At Home Abroad: Story time! Who knew?
By Regina Costello
Working at the Buckeye public library in Medina County has introduced me to the world of story time. And it truly is a world. It is an innovative and enjoyable route to unlocking a child’s imagination and opening a mind to an exciting unlimited universe.
Children are brought to story time for any number of reasons – perhaps to add structure to their day, or introduce an activity, teach them to socialize with other toddlers, or simply relax and enjoy a story. The reason is not that important, but the benefits of story time are both complex and abounding for both babies and toddlers. I am learning that the best story times are those that appear to be seamlessly strung together that funnily enough, require a significant amount of planning, time and effort.
For generations, long before the existence of empirical evidence, parents around the globe have been reading to their children. It seemed to be innately understood to be a worthwhile endeavor and a fruitful use of time with children where language introduces a world of stories and fantasies that allows a child’s imagination to develop. That still holds true today but is strongly supported by numerous studies and publications that outline positive benefits of reading to very young children.
Data indicates that children must first learn to listen before they can speak. Story time is an ideal interactive and playful way to accommodate that development in a library, or at home, or with a play date. It can be a better and more productive alternative to handing a small child a phone at a restaurant, doctor’s office or anywhere else – of which we are all guilty.
Producing a successful story time event at a public library requires certain markers to be met that touch upon several areas, including early literacy and numbers and songs, using not only books, but also other resources, including crafts, puppets and alphabet letters. Physical activity is an important aspect that is required and can be accomplished using dance, finger play and playtime.
As a parent, you do not need to get bogged down in these details. Most importantly, this should be an enjoyable time for you and your child. Get comfortable with your child on a favorite sofa with a soft blanket and turn off electronic devices.
Starting off with the same song each time sets the stage. Ensure you have a big picture book. Let your child touch or chew the book. It can be a cloth book, popup book or flannel book – any kind of book that engages your child.
Point to the pictures, intonate your voice. Ask a toddler questions during the story. A preschooler child can perhaps guess what happens next.
Make time for play afterwards. With older children, more complex questions and interactions can take place and children can be encouraged to make up their own stories or provide an alternative ending to the story at hand. The art of reading and learning language is not confined to story time.
Popping a book on tape in the car is another avenue for a child to actively listen. Listening to books on tape develops the additional skills of concentration and self-discipline that also builds memory retention.
The world is your oyster when it comes to choosing a topic, book, or book on tape. It is an ideal way to introduce your Irish heritage to your child or grandchild. Our history is steeped in mythology and folklore that provides a fantastical avenue for a child’s imagination that can be used as story time.
Trips to the dollar store can be met with success by picking up items around St. Patrick’s Day and can be used to supplement the story telling.
Listening to Irish publications on tape with Irish accents might provide entertainment and curiosity for your child.
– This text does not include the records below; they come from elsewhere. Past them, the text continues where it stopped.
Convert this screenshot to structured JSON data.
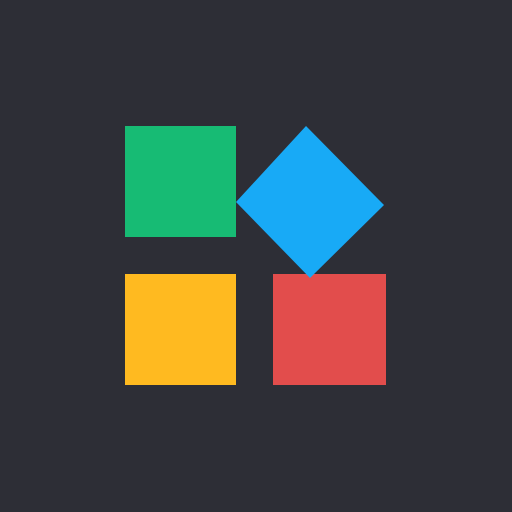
{
  "colors": {
    "background": "#2d2e36",
    "tile_green": "#17bb74",
    "tile_blue": "#18aaf6",
    "tile_yellow": "#ffba20",
    "tile_red": "#e24d4c"
  },
  "icon": {
    "semantic_name": "apps-add-icon",
    "tiles": [
      {
        "name": "green-square",
        "shape": "square",
        "color_key": "tile_green"
      },
      {
        "name": "blue-diamond",
        "shape": "diamond",
        "color_key": "tile_blue"
      },
      {
        "name": "yellow-square",
        "shape": "square",
        "color_key": "tile_yellow"
      },
      {
        "name": "red-square",
        "shape": "square",
        "color_key": "tile_red"
      }
    ]
  }
}
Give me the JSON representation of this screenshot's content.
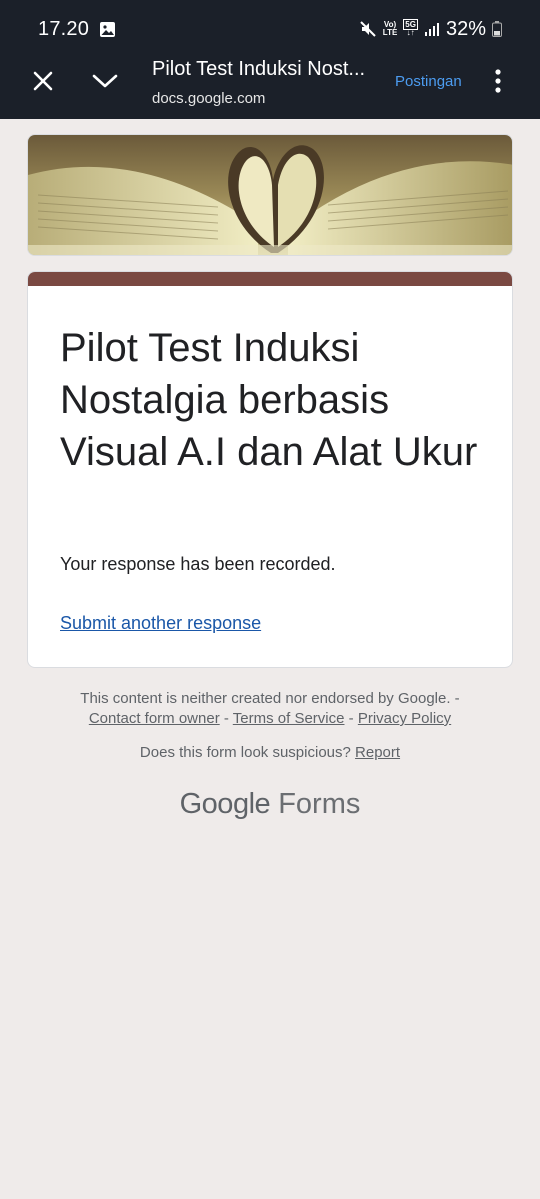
{
  "status_bar": {
    "time": "17.20",
    "volte_label_top": "Vo)",
    "volte_label_bottom": "LTE",
    "network_label": "5G",
    "battery_percent": "32%"
  },
  "browser": {
    "title": "Pilot Test Induksi Nost...",
    "url": "docs.google.com",
    "action_label": "Postingan"
  },
  "form": {
    "title": "Pilot Test Induksi Nostalgia berbasis Visual A.I dan Alat Ukur",
    "message": "Your response has been recorded.",
    "submit_another_label": "Submit another response",
    "accent_color": "#7a4942"
  },
  "footer": {
    "disclaimer": "This content is neither created nor endorsed by Google. -",
    "contact_link": "Contact form owner",
    "sep1": "-",
    "terms_link": "Terms of Service",
    "sep2": "-",
    "privacy_link": "Privacy Policy",
    "suspicious_text": "Does this form look suspicious?",
    "report_link": "Report",
    "brand_google": "Google",
    "brand_forms": "Forms"
  }
}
Some of these are also available on YouTube.
Establishing a routine story time with a child has the lasting benefits of teaching a child the skills of communication patience, empathy and literacy, while simultaneously growing curiosity and memory. There are lots of books to choose from. Don’t feel overwhelmed. Choose a book that feels right for you and your child.
Choosing an Irish topic may be the perfect starting point because the four green fields are never far from our minds. At home abroad, story time can be the introduction of the land of leprechauns and rainbows to your child or grandchild, and the beginning of a shared interest and hobby for you both.
I love this quote that I stumbled upon recently from Anna Quindlen. I hope you do too. “Books are the plane, and the train, and the road. They are the destination, and the journey. They are home.”
*Regina is a postgraduate from the National University of Ireland Dublin – School of Library and Information Science. Former Curator with the Irish American Archives Society; Executive Director of the Soldiers’ and Sailors’ Monument Commission. She is currently working as a library professional at the Buckeye branch of the Medina Public Library District and is a Director on the Boards of the Mayo Society of Greater Cleveland and The Irish American Charitable Foundation. She would love to hear from you and can be reached at email@example.com.